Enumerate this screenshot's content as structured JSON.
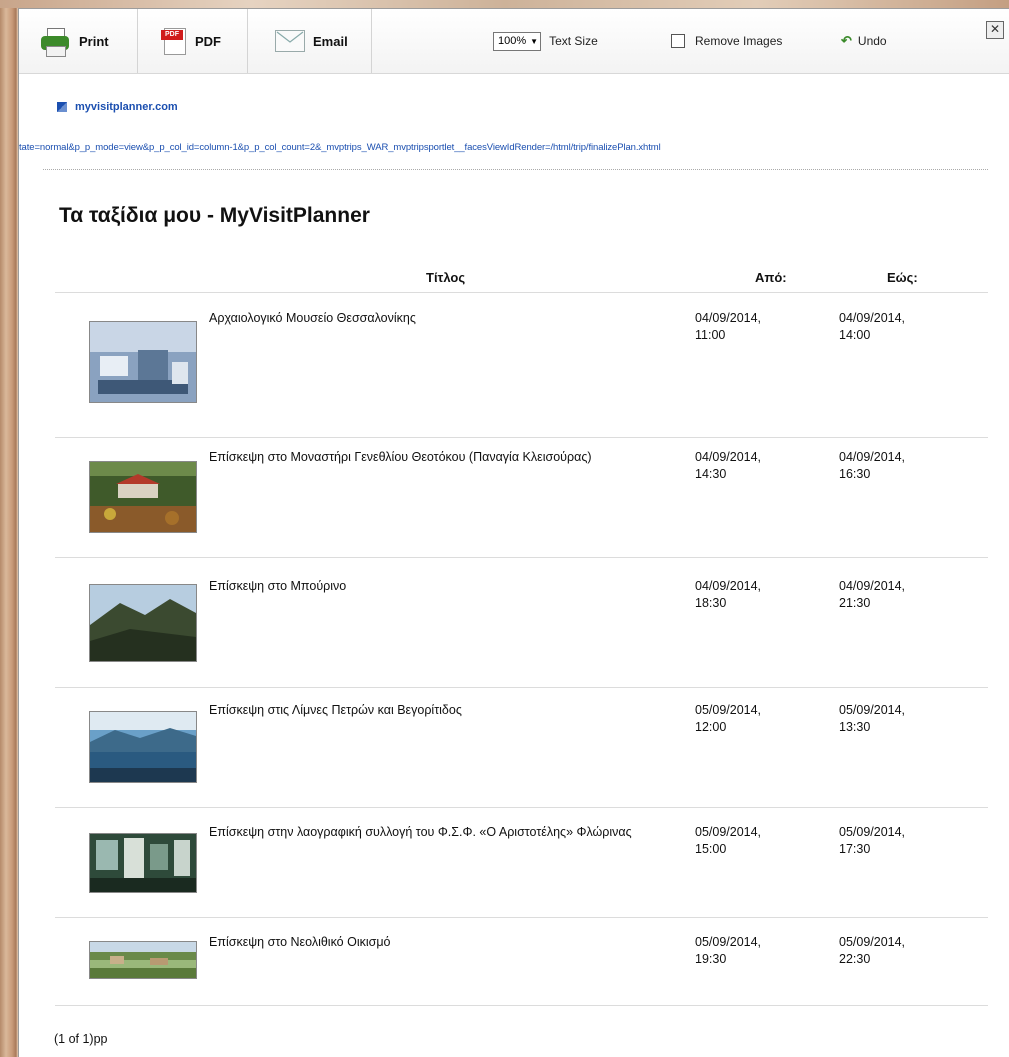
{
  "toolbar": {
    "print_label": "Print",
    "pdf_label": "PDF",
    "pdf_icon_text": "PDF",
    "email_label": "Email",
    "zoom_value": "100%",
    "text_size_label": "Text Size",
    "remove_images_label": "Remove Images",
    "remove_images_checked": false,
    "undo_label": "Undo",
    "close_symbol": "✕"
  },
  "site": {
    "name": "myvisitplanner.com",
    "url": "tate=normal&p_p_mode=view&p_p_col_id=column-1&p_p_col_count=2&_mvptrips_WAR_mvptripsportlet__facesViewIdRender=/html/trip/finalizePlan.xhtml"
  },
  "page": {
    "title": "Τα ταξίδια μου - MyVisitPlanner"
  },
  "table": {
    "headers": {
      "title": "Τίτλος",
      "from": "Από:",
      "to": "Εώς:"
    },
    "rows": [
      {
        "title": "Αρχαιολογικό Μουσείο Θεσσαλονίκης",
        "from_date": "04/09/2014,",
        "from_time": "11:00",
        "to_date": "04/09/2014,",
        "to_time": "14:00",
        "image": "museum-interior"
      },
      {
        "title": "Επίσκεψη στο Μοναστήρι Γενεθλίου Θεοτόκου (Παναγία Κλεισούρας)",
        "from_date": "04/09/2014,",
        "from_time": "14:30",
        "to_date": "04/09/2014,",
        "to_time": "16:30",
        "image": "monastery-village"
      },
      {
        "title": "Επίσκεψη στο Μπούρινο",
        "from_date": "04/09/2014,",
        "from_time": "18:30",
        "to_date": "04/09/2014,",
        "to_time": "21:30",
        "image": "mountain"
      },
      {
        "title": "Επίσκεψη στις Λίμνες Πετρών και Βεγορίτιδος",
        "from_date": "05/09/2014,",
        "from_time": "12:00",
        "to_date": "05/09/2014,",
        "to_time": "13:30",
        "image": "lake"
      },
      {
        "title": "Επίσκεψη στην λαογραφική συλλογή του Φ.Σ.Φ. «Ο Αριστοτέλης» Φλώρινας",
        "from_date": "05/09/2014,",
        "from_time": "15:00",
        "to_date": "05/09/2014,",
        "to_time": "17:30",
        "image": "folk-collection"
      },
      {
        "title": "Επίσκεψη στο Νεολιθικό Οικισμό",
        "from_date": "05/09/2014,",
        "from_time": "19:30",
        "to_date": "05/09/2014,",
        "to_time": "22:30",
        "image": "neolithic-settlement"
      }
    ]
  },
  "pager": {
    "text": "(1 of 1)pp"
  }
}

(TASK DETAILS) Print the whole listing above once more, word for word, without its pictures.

(RESULT OF THIS TASK)
Enumerate this screenshot's content as structured JSON.
{
  "toolbar": {
    "print_label": "Print",
    "pdf_label": "PDF",
    "pdf_icon_text": "PDF",
    "email_label": "Email",
    "zoom_value": "100%",
    "text_size_label": "Text Size",
    "remove_images_label": "Remove Images",
    "remove_images_checked": false,
    "undo_label": "Undo",
    "close_symbol": "✕"
  },
  "site": {
    "name": "myvisitplanner.com",
    "url": "tate=normal&p_p_mode=view&p_p_col_id=column-1&p_p_col_count=2&_mvptrips_WAR_mvptripsportlet__facesViewIdRender=/html/trip/finalizePlan.xhtml"
  },
  "page": {
    "title": "Τα ταξίδια μου - MyVisitPlanner"
  },
  "table": {
    "headers": {
      "title": "Τίτλος",
      "from": "Από:",
      "to": "Εώς:"
    },
    "rows": [
      {
        "title": "Αρχαιολογικό Μουσείο Θεσσαλονίκης",
        "from_date": "04/09/2014,",
        "from_time": "11:00",
        "to_date": "04/09/2014,",
        "to_time": "14:00",
        "image": "museum-interior"
      },
      {
        "title": "Επίσκεψη στο Μοναστήρι Γενεθλίου Θεοτόκου (Παναγία Κλεισούρας)",
        "from_date": "04/09/2014,",
        "from_time": "14:30",
        "to_date": "04/09/2014,",
        "to_time": "16:30",
        "image": "monastery-village"
      },
      {
        "title": "Επίσκεψη στο Μπούρινο",
        "from_date": "04/09/2014,",
        "from_time": "18:30",
        "to_date": "04/09/2014,",
        "to_time": "21:30",
        "image": "mountain"
      },
      {
        "title": "Επίσκεψη στις Λίμνες Πετρών και Βεγορίτιδος",
        "from_date": "05/09/2014,",
        "from_time": "12:00",
        "to_date": "05/09/2014,",
        "to_time": "13:30",
        "image": "lake"
      },
      {
        "title": "Επίσκεψη στην λαογραφική συλλογή του Φ.Σ.Φ. «Ο Αριστοτέλης» Φλώρινας",
        "from_date": "05/09/2014,",
        "from_time": "15:00",
        "to_date": "05/09/2014,",
        "to_time": "17:30",
        "image": "folk-collection"
      },
      {
        "title": "Επίσκεψη στο Νεολιθικό Οικισμό",
        "from_date": "05/09/2014,",
        "from_time": "19:30",
        "to_date": "05/09/2014,",
        "to_time": "22:30",
        "image": "neolithic-settlement"
      }
    ]
  },
  "pager": {
    "text": "(1 of 1)pp"
  }
}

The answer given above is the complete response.